It’s not yet seven o’clock in the morning.  A clump of us are walking from the bus stop to our respective offices to start the week, our heads down.  I see the feet of a man standing on the sidewalk in the cold rain, asking for food.

“Can you buy me a meal…for a change. Can you buy me a meal… for a change.”  It is a statement more than a question.

My heart tells me to look up.  Look him in the eye and acknowledge him as a fellow human being.  I don’t, again. Feeling ashamed and intimidated, I walk past him in my clean, warm clothes on my way to a good job.

I am embarrassed to stop. Embarrassed that I have everything I need and he is begging for food.  Ashamed that our worlds are so different while our lives cross on the same sidewalk.  Ashamed that we all walked past like he is invisible.

The details of his story are unknown to me.  What I do know is in this moment that I am not hungry enough to ask strangers on the street for food.  That doesn’t make one of us more than and one of us less than.

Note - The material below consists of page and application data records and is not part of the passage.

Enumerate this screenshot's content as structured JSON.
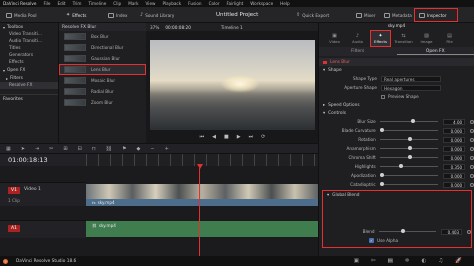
{
  "menubar": {
    "items": [
      "DaVinci Resolve",
      "File",
      "Edit",
      "Trim",
      "Timeline",
      "Clip",
      "Mark",
      "View",
      "Playback",
      "Fusion",
      "Color",
      "Fairlight",
      "Workspace",
      "Help"
    ]
  },
  "toolbar": {
    "media_pool": "Media Pool",
    "effects": "Effects",
    "index": "Index",
    "sound_library": "Sound Library",
    "zoom": "37%",
    "timecode": "00:00:08:20",
    "timeline_name": "Timeline 1",
    "project_title": "Untitled Project",
    "quick_export": "Quick Export",
    "mixer": "Mixer",
    "metadata": "Metadata",
    "inspector": "Inspector"
  },
  "effects_sidebar": {
    "toolbox": "Toolbox",
    "items": [
      "Video Transiti...",
      "Audio Transiti...",
      "Titles",
      "Generators",
      "Effects"
    ],
    "open_fx": "Open FX",
    "filters": "Filters",
    "resolve_fx": "Resolve FX",
    "favorites": "Favorites"
  },
  "fx_list": {
    "header": "Resolve FX Blur",
    "items": [
      "Box Blur",
      "Directional Blur",
      "Gaussian Blur",
      "Lens Blur",
      "Mosaic Blur",
      "Radial Blur",
      "Zoom Blur"
    ],
    "selected": "Lens Blur"
  },
  "timeline": {
    "timecode": "01:00:18:13",
    "v1_label": "V1",
    "v1_name": "Video 1",
    "v1_clip_count": "1 Clip",
    "a1_label": "A1",
    "video_clip": "sky.mp4",
    "audio_clip": "sky.mp4"
  },
  "inspector": {
    "clip_name": "sky.mp4",
    "tabs": [
      "Video",
      "Audio",
      "Effects",
      "Transition",
      "Image",
      "File"
    ],
    "active_tab": "Effects",
    "subtabs": [
      "Filters",
      "Open FX"
    ],
    "effect_name": "Lens Blur",
    "section_shape": "Shape",
    "shape_type_label": "Shape Type",
    "shape_type_value": "Real apertures",
    "aperture_shape_label": "Aperture Shape",
    "aperture_shape_value": "Hexagon",
    "preview_shape": "Preview Shape",
    "section_speed": "Speed Options",
    "section_controls": "Controls",
    "params": [
      {
        "label": "Blur Size",
        "value": "4.00",
        "fill": 0.55
      },
      {
        "label": "Blade Curvature",
        "value": "0.000",
        "fill": 0.0
      },
      {
        "label": "Rotation",
        "value": "0.000",
        "fill": 0.5
      },
      {
        "label": "Anamorphism",
        "value": "0.000",
        "fill": 0.5
      },
      {
        "label": "Chroma Shift",
        "value": "0.000",
        "fill": 0.5
      },
      {
        "label": "Highlights",
        "value": "0.350",
        "fill": 0.35
      },
      {
        "label": "Apodization",
        "value": "0.000",
        "fill": 0.0
      },
      {
        "label": "Catadioptric",
        "value": "0.000",
        "fill": 0.0
      }
    ],
    "section_global_blend": "Global Blend",
    "blend_label": "Blend",
    "blend_value": "0.403",
    "blend_fill": 0.403,
    "use_alpha": "Use Alpha"
  },
  "statusbar": {
    "app_name": "DaVinci Resolve Studio 18.6"
  },
  "colors": {
    "accent_red": "#e53030",
    "video_clip": "#4d6d8d",
    "audio_clip": "#3f7d4e"
  }
}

I wish I had turned my head to look him in the eye and said good morning.  Asked if I could buy him a coffee.  Asked if he was OK.  I didn’t.  I chickened out again.

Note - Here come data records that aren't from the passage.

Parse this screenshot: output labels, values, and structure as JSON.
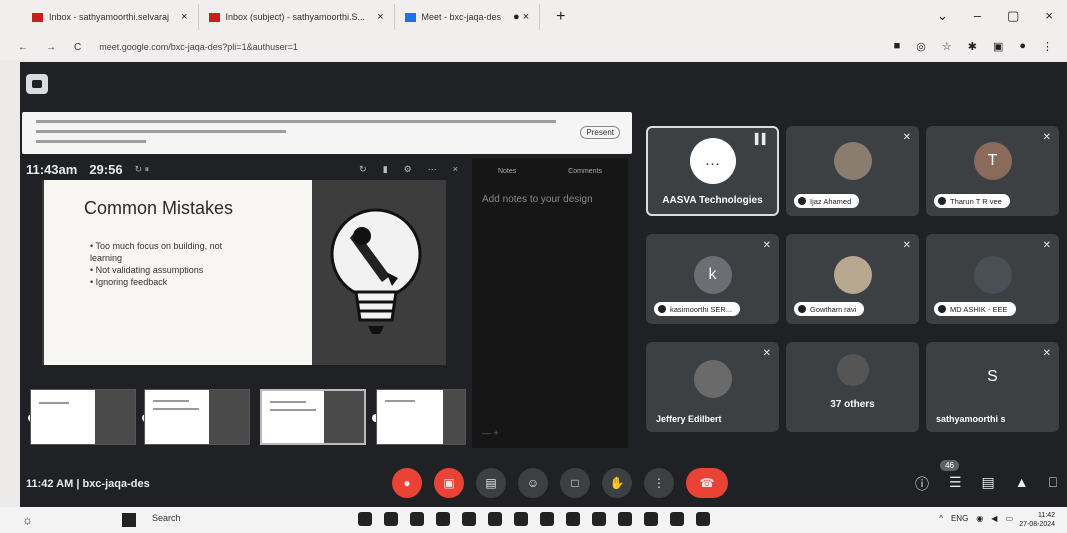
{
  "browser": {
    "tabs": [
      {
        "label": "Inbox - sathyamoorthi.selvaraj",
        "fav_color": "#c5221f"
      },
      {
        "label": "Inbox (subject) - sathyamoorthi.S...",
        "fav_color": "#c5221f"
      },
      {
        "label": "Meet - bxc-jaqa-des",
        "fav_color": "#1a73e8"
      }
    ],
    "tab_extra": "● ×",
    "new_tab": "+",
    "window_controls": [
      "⌄",
      "–",
      "▢",
      "×"
    ],
    "url": "meet.google.com/bxc-jaqa-des?pli=1&authuser=1",
    "nav": [
      "←",
      "→",
      "C"
    ]
  },
  "presentation": {
    "time_now": "11:43am",
    "elapsed": "29:56",
    "slide_title": "Common Mistakes",
    "bullets": [
      "Too much focus on building, not learning",
      "Not validating assumptions",
      "Ignoring feedback"
    ],
    "notes_hint": "Add notes to your design",
    "notes_tabs": [
      "Notes",
      "Comments"
    ],
    "present_button": "Present"
  },
  "participants": [
    {
      "name": "AASVA Technologies",
      "avatar": "…",
      "avatar_color": "#ffffff",
      "style": "center",
      "active": true
    },
    {
      "name": "Ijaz Ahamed",
      "avatar": "",
      "avatar_color": "#8a7d70",
      "style": "pill"
    },
    {
      "name": "Tharun T R vee",
      "avatar": "T",
      "avatar_color": "#8a6a5a",
      "style": "pill"
    },
    {
      "name": "kasimoorthi SER...",
      "avatar": "k",
      "avatar_color": "#6b6f74",
      "style": "pill"
    },
    {
      "name": "Gowtham ravi",
      "avatar": "",
      "avatar_color": "#b8a890",
      "style": "pill"
    },
    {
      "name": "MD ASHIK - EEE",
      "avatar": "",
      "avatar_color": "#4a4f55",
      "style": "pill"
    },
    {
      "name": "Jeffery Edilbert",
      "avatar": "",
      "avatar_color": "#6a6a6a",
      "style": "plain"
    },
    {
      "name": "37 others",
      "avatar": "",
      "avatar_color": "#555",
      "style": "center"
    },
    {
      "name": "sathyamoorthi s",
      "avatar": "S",
      "avatar_color": "#3c4043",
      "style": "plain"
    }
  ],
  "meeting": {
    "info": "11:42 AM  |  bxc-jaqa-des",
    "participant_count": "46",
    "controls": [
      "mic-off",
      "camera",
      "captions",
      "emoji",
      "present",
      "raise-hand",
      "more",
      "leave"
    ],
    "controls_glyphs": [
      "●",
      "▣",
      "▤",
      "☺",
      "□",
      "✋",
      "⋮",
      "☎"
    ],
    "side_glyphs": [
      "ⓘ",
      "☰",
      "▤",
      "▲",
      "⎕"
    ]
  },
  "taskbar": {
    "search": "Search",
    "lang": "ENG",
    "time": "11:42",
    "date": "27-08-2024"
  }
}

Will someone break their morning routine and stop? Will they look directly at him, smile and say good morning? Offer to buy him something to eat?

Why didn’t I?